Celebrate The Role Of Women In America’s Defining Conflicts
(Washington, D.C.) — During the month of March, the American Battlefield Trust is honoring women for their contributions to the defining conflicts of America’s first 100 years. Women have been on the front lines of American history since the founding of our nation, helping to forge and define the world’s oldest democratic republic. The women of our nation’s first century played important and intriguing roles, both at home and in war; to celebrate their legacy and fascinating stories, the Trust recommends the following special events:
March 1-31: Visit the Harriet Tubman Underground Railroad Byway, Dorchester, Md.
Born around 1822, Harriet Tubman’s legacy as a freedom seeker, Underground Railroad conductor, suffragist and human rights activist lives on. The Tubman Byway is a self-guided driving tour, comprising 36 sites throughout Dorchester County, that preserves and interprets the places where Harriet Tubman was born and escaped from. Visitors will learn powerful stories about Tubman and escape routes she used. Included in the Byway is the Harriet Tubman Underground Railroad National Historical Park. Learn more.
March 1-31: Visit the Clara Barton Missing Soldiers Office Museum, Washington, D.C.
Visit the rooms where Clara Barton, “Angel of the Battlefield,” lived and worked during the Civil War. Nestled above an unassuming, rundown building, the Missing Soldiers Office went unchanged for nearly 100 years before its 1996 discovery. Learn more.
March 1-31: Visit the Home of Belle Boyd, Martinsburg, W.Va.
Born in 1844 to a prosperous family with strong Southern ties, Maria Isabella "Belle" Boyd was one of the Confederacy's most notorious spies. During the Civil War, Boyd frequented Union camps, gathering information and acting as a courier. In honor of Women’s History Month, learn more about the early life of Belle Boyd by visiting her childhood home in Berkeley County, West Virginia. Learn more.
March 7: Women in the Civil War, Vicksburg, Miss.
Join Park Ranger Lela White to learn about the roles women played in the Civil War. This special program is free of charge, and will begin at 5:30 pm in the park’s visitor center. Learn more.
March 10: Hoop Skirts and Gunpowder: A Woman of the Fayetteville Arsenal, Fayetteville, N.C.
When the Civil War broke out men were needed in the front lines but they also needed ammunition so the country looked to new workers--women. Hear from one of the women who took to the arsenal’s work and away from her domestic life. Was the danger worth the freedom it gave her? The presentation will include describing what women did in the arsenals, the jobs women performed in the Civil War, and comparisons between the freedoms and dangers arsenal workers had with the confines of domestic life. Learn more.
March 11: History Happy Hour — Elizabeth Van Lew and the “One Absorbing Desire of Her Heart,” Richmond, Va.
One of Richmond’s unsung heroines is also one of its most reviled villains.
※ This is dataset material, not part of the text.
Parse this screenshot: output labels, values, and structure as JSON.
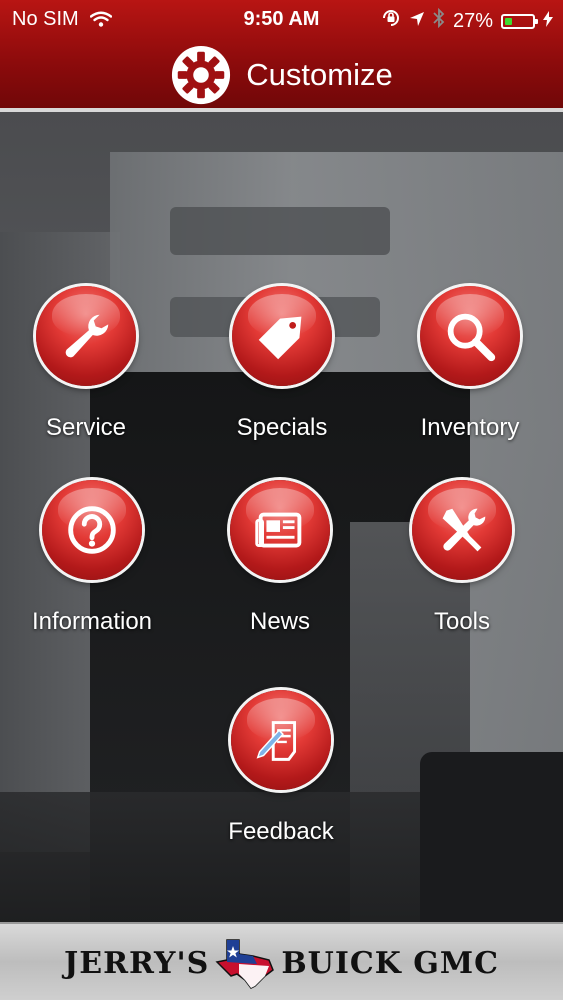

Explore the life and legacy of this Richmond native, slaveowner, abolitionist and spymaster. How did she infiltrate the Confederate government? How has her image evolved over time? Learn more.
March 23: DAR Women’s History Celebration, Washington, D.C.
Celebrate Women's History Month at the DAR Museum! Recognize powerful American women who left their mark on history. Come learn about your favorite heroines and discover some new faces as well. Activities, crafts, games, and more will be available with FREE admission! Learn more.
March 23: Civil War Women’s Day, Alexandria, Va.
In recognition of Women's History Month, civilian reenactors will interpret the clothing, skills and contributions of women during the Civil War period. Ongoing displays and activities feature soldiers aid societies and relief efforts; women's roles on the home front, in camp and on the battlefield; and women in the workforce. Kids can make a ladies’ fan or a patriotic cockade ribbon. Learn more.
March 24: On the Army’s Strength: A Day of Living History with the Women of the Encampment, Wayne, N.J.
Who were the women of the Revolutionary War, and why did they follow the army? Join On the Army’s Strength, Inc. for a family-friendly day of living history demonstrations and discussions as they explore the daily lives of women in the encampment during the Revolutionary War. Learn more.
March 23: Fashioning Eliza: Hamilton and Philadelphia Style, 1777-1787, Philadelphia, Pa.
Guests of all ages are invited to pose for their own portrait and try on similar fashions in a levee, or social gathering, to recreate Eliza’s experience visiting First Lady Martha Washington’s home in Philadelphia. After the panel conversation join author Susan Holloway Scott for a book signing featuring outside the Museum store. Learn more.
The women of our nation’s first century blazed a profound, and often forgotten, trail through American history; more and more women began to influence traditionally male-dominated pursuits — medicine, politics, warfare — while managing business and household affairs as family members and loved ones fought far from home. For more ideas and ways to commemorate these fascinating stories, see the American Battlefield Trust’s event page; check the National Park Service events calendar at findyourpark.com; visit your local state park’s website; or search for museums and historic sites near you.